Publisher's Weekly Review: "Hass ( Human Wishes ) defers to the complex syntactical gaps that separate the Japanese and English languages, calling his translations ``versions.'' Here he presents three masters of the haiku form: Basho (1644-1694), the haiku poet most familiar to English readers; Buson (1716-1783), a visually oriented writer renowned in his time as a painter; and Issa (1763-1827), whose work is most poignant when he utilizes his ironic wit. Hass's obsessions, as evidenced by his other work, can be fitted under two rubrics, grief and pleasure, and he chooses a fair number of haiku to represent these poles. Yet the poems that merely observe nature's cyphers are most absorbing. Hass's signature is apparent in the mixture of sensual and temporal imagery: ``The jars of octopus-- / brief dreams / under the summer moon'' (Basho). Buson's images settle in the mind for days with their lush, unexpected vistas: ``A field of mustard, / no whale in sight, / the sea darkening.'' Yet, surprisingly, it is Issa's haiku which may appeal most to Western readers. His benignly sardonic grasp of experience resonates with our late 20th-century cynicism: ``New Year's Day-- / everything is in blossom! / I feel about average.'' Or: ``I'm going out, / flies, so relax, / make love.'' Hass also includes samplings of each poet's prose, giving a deeper notion of their individual world views and aesthetics.

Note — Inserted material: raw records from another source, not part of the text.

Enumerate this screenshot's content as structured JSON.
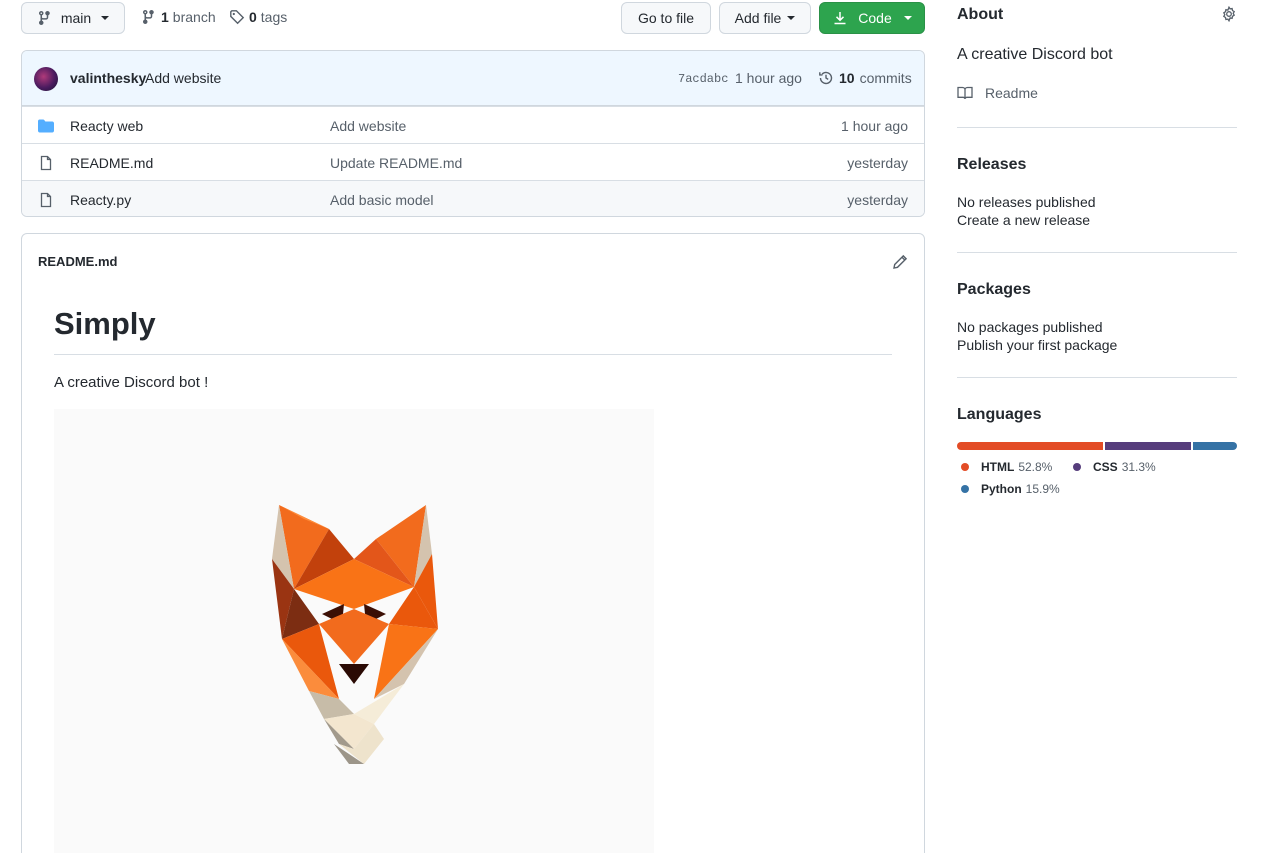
{
  "toolbar": {
    "branch_button": "main",
    "branch_count": "1",
    "branch_word": "branch",
    "tag_count": "0",
    "tag_word": "tags",
    "go_to_file": "Go to file",
    "add_file": "Add file",
    "code": "Code"
  },
  "commit": {
    "author": "valinthesky",
    "message": "Add website",
    "sha": "7acdabc",
    "time": "1 hour ago",
    "count": "10",
    "count_word": "commits"
  },
  "files": [
    {
      "name": "Reacty web",
      "message": "Add website",
      "time": "1 hour ago",
      "icon": "folder-icon"
    },
    {
      "name": "README.md",
      "message": "Update README.md",
      "time": "yesterday",
      "icon": "file-icon"
    },
    {
      "name": "Reacty.py",
      "message": "Add basic model",
      "time": "yesterday",
      "icon": "file-icon"
    }
  ],
  "readme": {
    "file_title": "README.md",
    "heading": "Simply",
    "body": "A creative Discord bot !"
  },
  "about": {
    "title": "About",
    "description": "A creative Discord bot",
    "readme_link": "Readme"
  },
  "releases": {
    "title": "Releases",
    "status": "No releases published",
    "link": "Create a new release"
  },
  "packages": {
    "title": "Packages",
    "status": "No packages published",
    "link": "Publish your first package"
  },
  "languages": {
    "title": "Languages",
    "items": [
      {
        "name": "HTML",
        "percent": "52.8%",
        "value": 52.8,
        "color": "#e34c26"
      },
      {
        "name": "CSS",
        "percent": "31.3%",
        "value": 31.3,
        "color": "#563d7c"
      },
      {
        "name": "Python",
        "percent": "15.9%",
        "value": 15.9,
        "color": "#3572a5"
      }
    ]
  },
  "colors": {
    "accent_link": "#0969da",
    "primary_button": "#2da44e"
  }
}
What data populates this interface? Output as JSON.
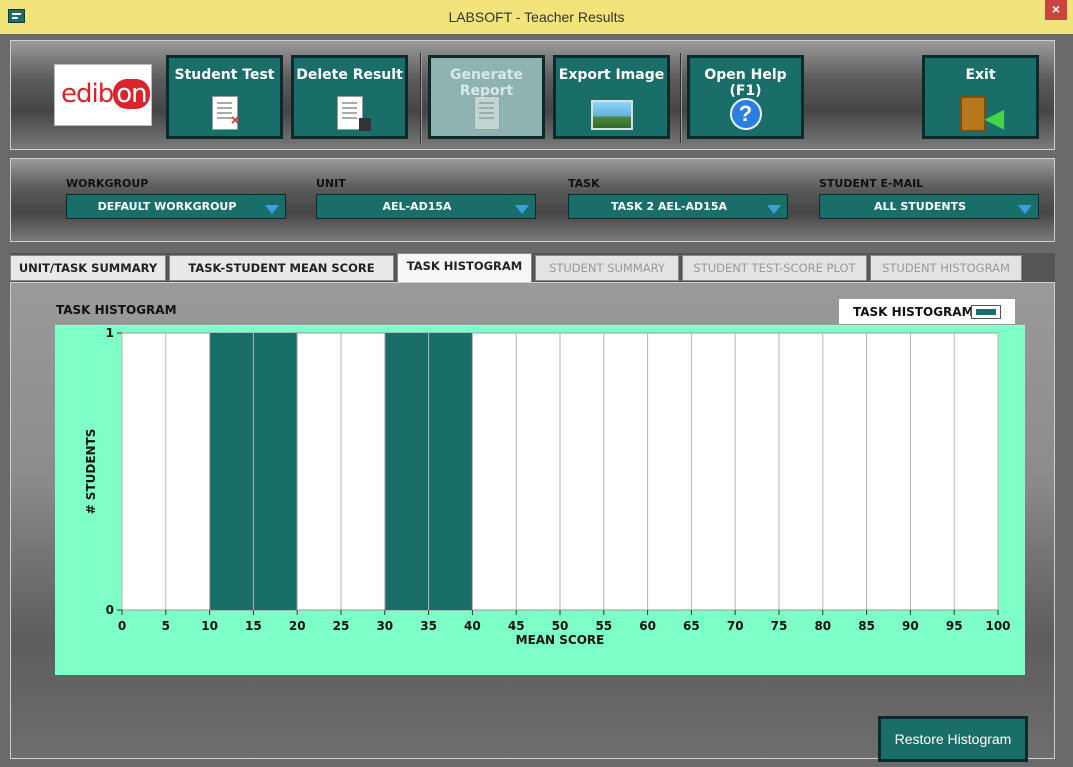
{
  "window": {
    "title": "LABSOFT - Teacher Results",
    "close": "×"
  },
  "logo": {
    "text_a": "edib",
    "text_b": "on"
  },
  "toolbar": {
    "student_test": "Student Test",
    "delete_result": "Delete Result",
    "generate_report": "Generate Report",
    "export_image": "Export Image",
    "open_help": "Open Help (F1)",
    "help_glyph": "?",
    "exit": "Exit"
  },
  "filters": {
    "workgroup": {
      "label": "WORKGROUP",
      "value": "DEFAULT WORKGROUP"
    },
    "unit": {
      "label": "UNIT",
      "value": "AEL-AD15A"
    },
    "task": {
      "label": "TASK",
      "value": "TASK 2 AEL-AD15A"
    },
    "email": {
      "label": "STUDENT E-MAIL",
      "value": "ALL STUDENTS"
    }
  },
  "tabs": {
    "unit_task_summary": "UNIT/TASK SUMMARY",
    "task_student_mean": "TASK-STUDENT MEAN SCORE PLOT",
    "task_histogram": "TASK HISTOGRAM",
    "student_summary": "STUDENT SUMMARY",
    "student_test_score": "STUDENT TEST-SCORE PLOT",
    "student_histogram": "STUDENT HISTOGRAM"
  },
  "panel": {
    "graph_title": "TASK HISTOGRAM",
    "legend_label": "TASK HISTOGRAM",
    "restore_button": "Restore Histogram"
  },
  "colors": {
    "accent": "#1a6e6a",
    "plot_bg": "#7effc7",
    "title_bar": "#f2e47a"
  },
  "chart_data": {
    "type": "bar",
    "title": "TASK HISTOGRAM",
    "xlabel": "MEAN SCORE",
    "ylabel": "# STUDENTS",
    "xlim": [
      0,
      100
    ],
    "ylim": [
      0,
      1
    ],
    "x_ticks": [
      "0",
      "5",
      "10",
      "15",
      "20",
      "25",
      "30",
      "35",
      "40",
      "45",
      "50",
      "55",
      "60",
      "65",
      "70",
      "75",
      "80",
      "85",
      "90",
      "95",
      "100"
    ],
    "y_ticks": [
      "0",
      "1"
    ],
    "bins": [
      {
        "from": 10,
        "to": 20,
        "value": 1
      },
      {
        "from": 30,
        "to": 40,
        "value": 1
      }
    ],
    "series": [
      {
        "name": "TASK HISTOGRAM"
      }
    ],
    "legend": "top-right",
    "grid": true
  }
}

Richly annotated, with illuminating essays on the poets and Japanese poetics, this anthology significantly broadens the pleasure of haiku for anyone unable to read them in the original. (June) (c) Copyright PWxyz, LLC. All rights reserved"
(c) Copyright PWxyz, LLC. All rights reserved
Additional Information
Series Essential poets (New York, N.Y.) ; 20.
Subjects Haiku -- Translations into English.
Japanese poetry -- Edo period, 1600-1868 -- Translations into English.
Publisher Hopewell, N.J. :Ecco Press,1994
Edition 1st ed.
Other Titles Poems.
Contributors Hass, Robert.
Matsuo, Bashò„, 1644-1694. Poems.
Yosano, Buson, 1716-1784. Poems.
Kobayashi, Issa, 1763-1827. Poems.
Language English
Description xvi, 329 pages : illustrations ; 20 cm.
ISBN 9780880013512 (pbk.)
0880013516 (pbk.)
9780880013727 (hbk.)
0880013729 (hbk.)
Other Classic View